═════ Data provided

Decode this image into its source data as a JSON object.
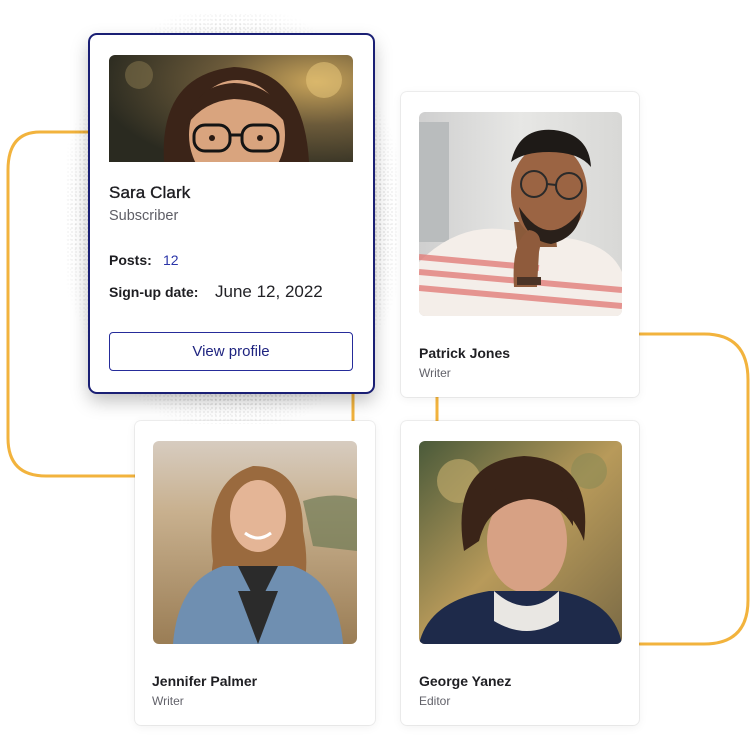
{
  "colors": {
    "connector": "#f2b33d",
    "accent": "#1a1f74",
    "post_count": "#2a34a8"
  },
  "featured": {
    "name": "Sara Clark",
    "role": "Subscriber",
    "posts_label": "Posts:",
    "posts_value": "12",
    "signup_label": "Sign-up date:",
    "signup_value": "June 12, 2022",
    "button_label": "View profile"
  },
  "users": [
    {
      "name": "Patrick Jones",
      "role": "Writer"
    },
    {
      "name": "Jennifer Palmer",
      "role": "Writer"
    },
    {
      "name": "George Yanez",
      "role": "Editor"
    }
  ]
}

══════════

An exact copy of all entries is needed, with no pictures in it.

### Solution to this task
Decode this image into its source data as a JSON object.
{
  "colors": {
    "connector": "#f2b33d",
    "accent": "#1a1f74",
    "post_count": "#2a34a8"
  },
  "featured": {
    "name": "Sara Clark",
    "role": "Subscriber",
    "posts_label": "Posts:",
    "posts_value": "12",
    "signup_label": "Sign-up date:",
    "signup_value": "June 12, 2022",
    "button_label": "View profile"
  },
  "users": [
    {
      "name": "Patrick Jones",
      "role": "Writer"
    },
    {
      "name": "Jennifer Palmer",
      "role": "Writer"
    },
    {
      "name": "George Yanez",
      "role": "Editor"
    }
  ]
}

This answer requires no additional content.